OK, so we may have dressed these tried and tested bedtime techniques up with slightly exaggerated names just for fun but that doesn’t mean they don’t work.
The aim, at this age, is to get your toddler falling asleep by themselves. There is no ‘right way’ to get there – if it works for you, it works.
At a glance
- Giving them options and control
- Follow your child's cues
- Encourage your little one to fall asleep by themselves
1. The evil genius technique
Around this age your toddler is looking to start asserting some control over their life and don't want to be told what to do all the time. It can help to give your little one options during the bedtime routine. The trick here is to keep the options limited to a couple of choices both of which are equally OK with you. Questions like these can help:
“Do you want to wear these PJs or these ones?”
“Do you want this book, or this one?”
“Do you want to go to bed now, or in five minutes?”
It helps toddlers to feel they are making some decisions in their little lives. (But they’re not really). Clever eh?
2. The hypnotist technique

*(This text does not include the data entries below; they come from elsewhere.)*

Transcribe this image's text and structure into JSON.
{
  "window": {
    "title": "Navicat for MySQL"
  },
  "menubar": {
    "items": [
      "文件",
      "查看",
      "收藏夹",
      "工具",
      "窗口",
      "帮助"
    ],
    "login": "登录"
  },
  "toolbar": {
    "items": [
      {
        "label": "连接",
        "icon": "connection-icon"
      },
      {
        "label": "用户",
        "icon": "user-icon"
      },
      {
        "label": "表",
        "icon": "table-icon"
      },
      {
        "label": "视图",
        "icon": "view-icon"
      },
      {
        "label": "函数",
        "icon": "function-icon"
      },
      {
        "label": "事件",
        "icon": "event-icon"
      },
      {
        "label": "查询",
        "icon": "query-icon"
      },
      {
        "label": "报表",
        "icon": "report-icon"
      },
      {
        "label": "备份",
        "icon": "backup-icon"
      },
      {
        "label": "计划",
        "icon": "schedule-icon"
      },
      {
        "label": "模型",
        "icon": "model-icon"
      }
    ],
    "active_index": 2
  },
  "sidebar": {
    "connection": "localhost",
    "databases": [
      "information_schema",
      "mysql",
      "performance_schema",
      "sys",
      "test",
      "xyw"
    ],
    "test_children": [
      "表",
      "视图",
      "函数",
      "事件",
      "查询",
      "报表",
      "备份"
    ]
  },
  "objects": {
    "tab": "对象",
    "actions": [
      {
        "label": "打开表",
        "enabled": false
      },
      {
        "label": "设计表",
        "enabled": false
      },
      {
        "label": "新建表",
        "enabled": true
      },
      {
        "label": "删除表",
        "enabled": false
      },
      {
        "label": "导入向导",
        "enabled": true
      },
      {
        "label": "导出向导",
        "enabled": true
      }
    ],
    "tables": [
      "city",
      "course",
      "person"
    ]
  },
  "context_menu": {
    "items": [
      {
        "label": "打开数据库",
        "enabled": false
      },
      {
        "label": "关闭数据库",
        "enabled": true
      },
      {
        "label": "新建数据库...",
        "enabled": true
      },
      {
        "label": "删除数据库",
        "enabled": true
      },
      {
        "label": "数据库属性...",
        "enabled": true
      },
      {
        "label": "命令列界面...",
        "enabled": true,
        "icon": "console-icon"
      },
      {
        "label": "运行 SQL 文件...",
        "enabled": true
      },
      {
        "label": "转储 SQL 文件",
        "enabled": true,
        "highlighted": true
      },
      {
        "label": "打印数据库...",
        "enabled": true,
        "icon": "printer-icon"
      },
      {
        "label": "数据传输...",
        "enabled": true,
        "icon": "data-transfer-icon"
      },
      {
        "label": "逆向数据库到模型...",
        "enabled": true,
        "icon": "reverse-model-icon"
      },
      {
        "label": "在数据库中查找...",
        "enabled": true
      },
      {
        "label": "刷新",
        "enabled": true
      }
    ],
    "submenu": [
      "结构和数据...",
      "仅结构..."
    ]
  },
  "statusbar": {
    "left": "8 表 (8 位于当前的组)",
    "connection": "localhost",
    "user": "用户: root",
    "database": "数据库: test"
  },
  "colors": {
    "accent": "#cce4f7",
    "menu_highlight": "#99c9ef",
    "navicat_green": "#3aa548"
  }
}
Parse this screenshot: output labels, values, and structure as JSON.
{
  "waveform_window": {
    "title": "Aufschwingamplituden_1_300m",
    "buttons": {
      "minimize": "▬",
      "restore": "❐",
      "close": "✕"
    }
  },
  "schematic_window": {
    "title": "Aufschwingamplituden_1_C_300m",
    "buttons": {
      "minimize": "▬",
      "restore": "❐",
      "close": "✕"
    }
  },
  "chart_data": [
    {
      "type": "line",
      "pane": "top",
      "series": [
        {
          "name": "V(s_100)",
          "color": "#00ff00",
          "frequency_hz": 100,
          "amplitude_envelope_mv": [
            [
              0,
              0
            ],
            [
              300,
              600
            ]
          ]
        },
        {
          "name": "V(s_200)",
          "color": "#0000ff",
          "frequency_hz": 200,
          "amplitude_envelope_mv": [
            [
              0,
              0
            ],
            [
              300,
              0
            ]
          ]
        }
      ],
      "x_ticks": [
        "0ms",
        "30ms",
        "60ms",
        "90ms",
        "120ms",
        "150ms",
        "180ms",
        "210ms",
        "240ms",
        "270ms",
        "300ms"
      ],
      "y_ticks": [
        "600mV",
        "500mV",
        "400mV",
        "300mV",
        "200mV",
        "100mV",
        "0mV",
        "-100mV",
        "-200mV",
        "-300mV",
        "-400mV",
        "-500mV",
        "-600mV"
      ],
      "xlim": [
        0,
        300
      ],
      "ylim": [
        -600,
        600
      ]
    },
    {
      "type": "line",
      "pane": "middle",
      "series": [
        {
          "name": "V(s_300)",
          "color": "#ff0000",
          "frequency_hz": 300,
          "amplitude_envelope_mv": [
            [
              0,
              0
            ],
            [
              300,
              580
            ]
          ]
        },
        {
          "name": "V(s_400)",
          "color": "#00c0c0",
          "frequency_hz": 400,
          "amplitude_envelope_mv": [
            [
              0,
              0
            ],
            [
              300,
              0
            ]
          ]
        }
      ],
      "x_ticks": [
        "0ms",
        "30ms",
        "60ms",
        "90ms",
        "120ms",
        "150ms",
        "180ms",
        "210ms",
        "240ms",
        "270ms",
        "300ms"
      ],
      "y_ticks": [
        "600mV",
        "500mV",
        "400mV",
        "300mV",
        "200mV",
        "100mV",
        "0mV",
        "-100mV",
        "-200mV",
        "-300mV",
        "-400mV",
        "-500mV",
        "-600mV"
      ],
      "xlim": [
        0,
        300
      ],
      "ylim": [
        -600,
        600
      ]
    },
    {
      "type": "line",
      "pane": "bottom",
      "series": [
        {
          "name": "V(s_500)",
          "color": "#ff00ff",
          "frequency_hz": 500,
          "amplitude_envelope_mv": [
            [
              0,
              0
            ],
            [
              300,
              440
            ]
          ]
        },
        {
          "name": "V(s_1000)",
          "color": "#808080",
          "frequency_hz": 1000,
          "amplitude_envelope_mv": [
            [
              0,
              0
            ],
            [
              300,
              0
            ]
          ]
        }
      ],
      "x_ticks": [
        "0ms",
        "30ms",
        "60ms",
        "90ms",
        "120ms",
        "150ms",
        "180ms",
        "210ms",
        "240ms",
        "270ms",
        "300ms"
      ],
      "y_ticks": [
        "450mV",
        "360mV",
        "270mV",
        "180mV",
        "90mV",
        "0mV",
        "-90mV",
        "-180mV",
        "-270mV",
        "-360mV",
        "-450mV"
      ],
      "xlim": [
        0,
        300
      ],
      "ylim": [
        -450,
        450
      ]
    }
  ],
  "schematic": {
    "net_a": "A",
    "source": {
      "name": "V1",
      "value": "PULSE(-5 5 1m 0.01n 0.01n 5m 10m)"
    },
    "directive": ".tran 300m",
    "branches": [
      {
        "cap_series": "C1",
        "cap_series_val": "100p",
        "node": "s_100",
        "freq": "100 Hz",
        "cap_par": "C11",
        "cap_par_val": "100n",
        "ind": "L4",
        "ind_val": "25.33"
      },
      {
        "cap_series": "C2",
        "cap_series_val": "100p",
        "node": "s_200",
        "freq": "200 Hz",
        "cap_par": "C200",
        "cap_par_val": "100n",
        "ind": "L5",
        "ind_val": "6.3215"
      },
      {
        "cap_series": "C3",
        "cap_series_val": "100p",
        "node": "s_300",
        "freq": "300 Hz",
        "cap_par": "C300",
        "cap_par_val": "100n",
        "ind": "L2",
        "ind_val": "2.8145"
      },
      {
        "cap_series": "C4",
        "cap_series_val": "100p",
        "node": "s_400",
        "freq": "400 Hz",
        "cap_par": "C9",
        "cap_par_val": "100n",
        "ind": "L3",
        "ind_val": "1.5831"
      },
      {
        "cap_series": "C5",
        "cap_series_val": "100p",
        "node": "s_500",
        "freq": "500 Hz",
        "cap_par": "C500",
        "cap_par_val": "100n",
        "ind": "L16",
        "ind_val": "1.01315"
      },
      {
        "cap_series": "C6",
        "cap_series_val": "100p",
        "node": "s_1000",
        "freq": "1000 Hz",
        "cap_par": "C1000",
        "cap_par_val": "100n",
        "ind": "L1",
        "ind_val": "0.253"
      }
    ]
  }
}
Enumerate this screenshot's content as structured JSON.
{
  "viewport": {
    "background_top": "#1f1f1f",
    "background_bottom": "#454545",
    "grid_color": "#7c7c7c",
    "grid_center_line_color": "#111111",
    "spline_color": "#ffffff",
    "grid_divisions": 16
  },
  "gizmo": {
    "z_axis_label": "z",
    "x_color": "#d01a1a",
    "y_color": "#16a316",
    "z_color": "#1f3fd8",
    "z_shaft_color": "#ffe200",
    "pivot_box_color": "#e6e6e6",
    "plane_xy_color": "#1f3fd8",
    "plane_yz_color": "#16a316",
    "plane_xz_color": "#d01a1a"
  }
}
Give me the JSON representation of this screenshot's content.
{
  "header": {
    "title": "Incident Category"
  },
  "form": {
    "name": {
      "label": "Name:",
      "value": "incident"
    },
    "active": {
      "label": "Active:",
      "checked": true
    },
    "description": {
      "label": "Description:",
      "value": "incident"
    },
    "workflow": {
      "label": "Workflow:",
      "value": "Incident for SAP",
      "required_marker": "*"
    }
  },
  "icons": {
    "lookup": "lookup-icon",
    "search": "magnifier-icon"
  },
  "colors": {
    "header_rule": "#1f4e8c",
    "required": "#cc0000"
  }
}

This little technique’s all about keeping an eye on the clock. When your little one shows signs of being tired, note the time and make that their bedtime. Talk to them about the bedtime routine so that they understand it’s to help them. You may want to try ways to help them sleep longer at night either by waking them when you go to bed, cuddling, feeding them and putting them down again, or by making afternoon naps earlier or shorter. As always, this is about finding what works for you.
3. The Jedi mind control technique
At this age, it's a good idea to encourage them to learn to fall asleep on their own. There is no definitive age at which this happens but some techniques can help things along. The Jedi mind control technique is one of these but is a controversial one. The aim of this technique is to leave your toddler in the cot when they are sleepy but still awake enough to help them adjust to falling asleep on their own. If they cry, the idea is to go back into the room; explain gently but firmly that it’s time to go to sleep. Reassure them with a gentle pat on the back, but avoid picking them up. And leave the room again. If they continue to cry, the technique suggests you wait five minutes and repeat the process. Continue but leave longer gaps between going back into the room. This technique can also be used to help settle little ones back to sleep when they wake in the night.